PANYNJ Videos, 4/27/2017 Board Meeting, Carol Waaser starts 1:54:31
First, I want to thank you for the design changes that have already been announced for the paths. Removing the stairs from the north path and redesigning the ramp to the south path will be major improvements. But I’d like to address the paths themselves. They are too narrow.
The paths, at less than 7 feet wide between suspender cables, are not wide enough for two cyclists to pass each other safely, given other obstacles and debris on the path that cause even experienced cyclists to swerve to avoid them. I recently saw a faster cyclist pinned to the outer railing while passing a slower cyclist who suddenly swerved to his left.
And if even experienced cyclists are crashing on the bridge, imagine beginners negotiating the neckdowns at the cables and the chicanes through the towers (even with the proposed improved sightlines), with faster cyclists converging from both directions. For the beginner cyclist, this is terrifying!

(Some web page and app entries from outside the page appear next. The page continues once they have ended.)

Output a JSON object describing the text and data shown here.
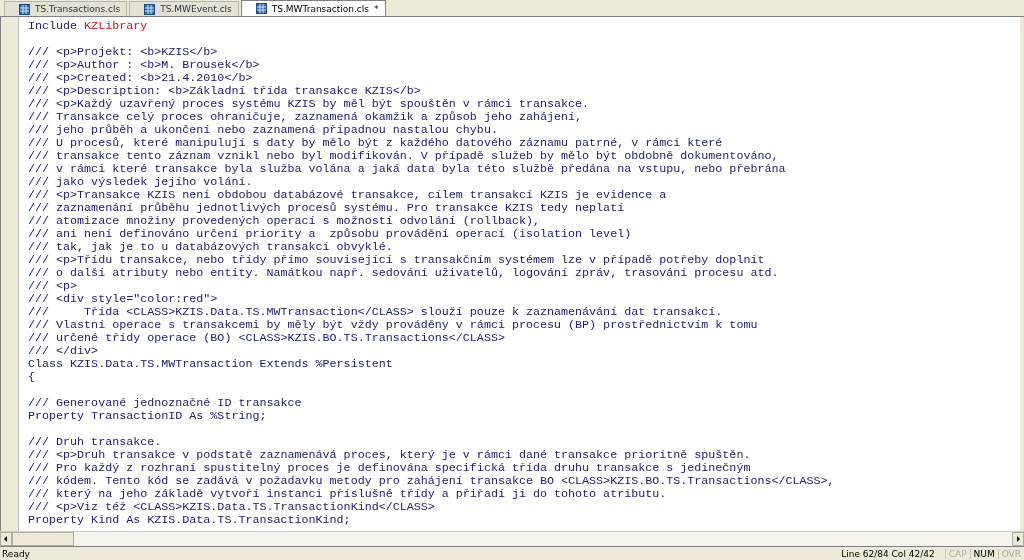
{
  "tabs": [
    {
      "label": "TS.Transactions.cls",
      "selected": false
    },
    {
      "label": "TS.MWEvent.cls",
      "selected": false
    },
    {
      "label": "TS.MWTransaction.cls",
      "selected": true,
      "modified_mark": "*"
    }
  ],
  "editor": {
    "lines": [
      {
        "kind": "code",
        "parts": [
          {
            "text": "Include ",
            "kind": "plain"
          },
          {
            "text": "KZLibrary",
            "kind": "macro"
          }
        ]
      },
      {
        "kind": "blank"
      },
      {
        "kind": "code",
        "parts": [
          {
            "text": "/// <p>Projekt: <b>KZIS</b>",
            "kind": "plain"
          }
        ]
      },
      {
        "kind": "code",
        "parts": [
          {
            "text": "/// <p>Author : <b>M. Brousek</b>",
            "kind": "plain"
          }
        ]
      },
      {
        "kind": "code",
        "parts": [
          {
            "text": "/// <p>Created: <b>21.4.2010</b>",
            "kind": "plain"
          }
        ]
      },
      {
        "kind": "code",
        "parts": [
          {
            "text": "/// <p>Description: <b>Základní třída transakce KZIS</b>",
            "kind": "plain"
          }
        ]
      },
      {
        "kind": "code",
        "parts": [
          {
            "text": "/// <p>Každý uzavřený proces systému KZIS by měl být spouštěn v rámci transakce.",
            "kind": "plain"
          }
        ]
      },
      {
        "kind": "code",
        "parts": [
          {
            "text": "/// Transakce celý proces ohraničuje, zaznamená okamžik a způsob jeho zahájení,",
            "kind": "plain"
          }
        ]
      },
      {
        "kind": "code",
        "parts": [
          {
            "text": "/// jeho průběh a ukončení nebo zaznamená případnou nastalou chybu.",
            "kind": "plain"
          }
        ]
      },
      {
        "kind": "code",
        "parts": [
          {
            "text": "/// U procesů, které manipulují s daty by mělo být z každého datového záznamu patrné, v rámci které",
            "kind": "plain"
          }
        ]
      },
      {
        "kind": "code",
        "parts": [
          {
            "text": "/// transakce tento záznam vznikl nebo byl modifikován. V případě služeb by mělo být obdobně dokumentováno,",
            "kind": "plain"
          }
        ]
      },
      {
        "kind": "code",
        "parts": [
          {
            "text": "/// v rámci které transakce byla služba volána a jaká data byla této službě předána na vstupu, nebo přebrána",
            "kind": "plain"
          }
        ]
      },
      {
        "kind": "code",
        "parts": [
          {
            "text": "/// jako výsledek jejího volání.",
            "kind": "plain"
          }
        ]
      },
      {
        "kind": "code",
        "parts": [
          {
            "text": "/// <p>Transakce KZIS není obdobou databázové transakce, cílem transakcí KZIS je evidence a",
            "kind": "plain"
          }
        ]
      },
      {
        "kind": "code",
        "parts": [
          {
            "text": "/// zaznamenání průběhu jednotlivých procesů systému. Pro transakce KZIS tedy neplatí",
            "kind": "plain"
          }
        ]
      },
      {
        "kind": "code",
        "parts": [
          {
            "text": "/// atomizace množiny provedených operací s možností odvolání (rollback),",
            "kind": "plain"
          }
        ]
      },
      {
        "kind": "code",
        "parts": [
          {
            "text": "/// ani není definováno určení priority a  způsobu provádění operací (isolation level)",
            "kind": "plain"
          }
        ]
      },
      {
        "kind": "code",
        "parts": [
          {
            "text": "/// tak, jak je to u databázových transakcí obvyklé.",
            "kind": "plain"
          }
        ]
      },
      {
        "kind": "code",
        "parts": [
          {
            "text": "/// <p>Třídu transakce, nebo třídy přímo související s transakčním systémem lze v případě potřeby doplnit",
            "kind": "plain"
          }
        ]
      },
      {
        "kind": "code",
        "parts": [
          {
            "text": "/// o další atributy nebo entity. Namátkou např. sedování uživatelů, logování zpráv, trasování procesu atd.",
            "kind": "plain"
          }
        ]
      },
      {
        "kind": "code",
        "parts": [
          {
            "text": "/// <p>",
            "kind": "plain"
          }
        ]
      },
      {
        "kind": "code",
        "parts": [
          {
            "text": "/// <div style=\"color:red\">",
            "kind": "plain"
          }
        ]
      },
      {
        "kind": "code",
        "parts": [
          {
            "text": "///     Třída <CLASS>KZIS.Data.TS.MWTransaction</CLASS> slouží pouze k zaznamenávání dat transakcí.",
            "kind": "plain"
          }
        ]
      },
      {
        "kind": "code",
        "parts": [
          {
            "text": "/// Vlastní operace s transakcemi by měly být vždy prováděny v rámci procesu (BP) prostřednictvím k tomu",
            "kind": "plain"
          }
        ]
      },
      {
        "kind": "code",
        "parts": [
          {
            "text": "/// určené třídy operace (BO) <CLASS>KZIS.BO.TS.Transactions</CLASS>",
            "kind": "plain"
          }
        ]
      },
      {
        "kind": "code",
        "parts": [
          {
            "text": "/// </div>",
            "kind": "plain"
          }
        ]
      },
      {
        "kind": "code",
        "parts": [
          {
            "text": "Class KZIS.Data.TS.MWTransaction Extends %Persistent",
            "kind": "plain"
          }
        ]
      },
      {
        "kind": "code",
        "parts": [
          {
            "text": "{",
            "kind": "plain"
          }
        ]
      },
      {
        "kind": "blank"
      },
      {
        "kind": "code",
        "parts": [
          {
            "text": "/// Generované jednoznačné ID transakce",
            "kind": "plain"
          }
        ]
      },
      {
        "kind": "code",
        "parts": [
          {
            "text": "Property TransactionID As %String;",
            "kind": "plain"
          }
        ]
      },
      {
        "kind": "blank"
      },
      {
        "kind": "code",
        "parts": [
          {
            "text": "/// Druh transakce.",
            "kind": "plain"
          }
        ]
      },
      {
        "kind": "code",
        "parts": [
          {
            "text": "/// <p>Druh transakce v podstatě zaznamenává proces, který je v rámci dané transakce prioritně spuštěn.",
            "kind": "plain"
          }
        ]
      },
      {
        "kind": "code",
        "parts": [
          {
            "text": "/// Pro každý z rozhraní spustitelný proces je definována specifická třída druhu transakce s jedinečným",
            "kind": "plain"
          }
        ]
      },
      {
        "kind": "code",
        "parts": [
          {
            "text": "/// kódem. Tento kód se zadává v požadavku metody pro zahájení transakce BO <CLASS>KZIS.BO.TS.Transactions</CLASS>,",
            "kind": "plain"
          }
        ]
      },
      {
        "kind": "code",
        "parts": [
          {
            "text": "/// který na jeho základě vytvoří instanci příslušné třídy a přiřadí ji do tohoto atributu.",
            "kind": "plain"
          }
        ]
      },
      {
        "kind": "code",
        "parts": [
          {
            "text": "/// <p>Viz též <CLASS>KZIS.Data.TS.TransactionKind</CLASS>",
            "kind": "plain"
          }
        ]
      },
      {
        "kind": "code",
        "parts": [
          {
            "text": "Property Kind As KZIS.Data.TS.TransactionKind;",
            "kind": "plain"
          }
        ]
      }
    ]
  },
  "status_bar": {
    "message": "Ready",
    "position": "Line 62/84 Col 42/42",
    "indicators": [
      {
        "label": "CAP",
        "on": false
      },
      {
        "label": "NUM",
        "on": true
      },
      {
        "label": "OVR",
        "on": false
      }
    ]
  }
}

If the paths are inadequate at current levels of use, imagine 2024 with more than twice the current cyclists, in addition to rollerbladers, skateborders and runners who would rather run with cyclists than with camera wielding tourists (which begs the question, who will enforce the separation of users?).
Segregating pedestrians from cyclists will not be enough. You must widen the paths to comply with national standards.
So while I applaud the Port Authority for the improvements that have already been announced, I beg you to find ways to make each path safer still. I’m 71 years old but I hope to have at least another 10 years of safe cycling ahead of me, and I’d also like the next generation of cyclists, as well as pedestrians and tourists, to have a safe way to cross the Hudson.
Thank you for the opportunity to address you today.
Carol Waaser, 2017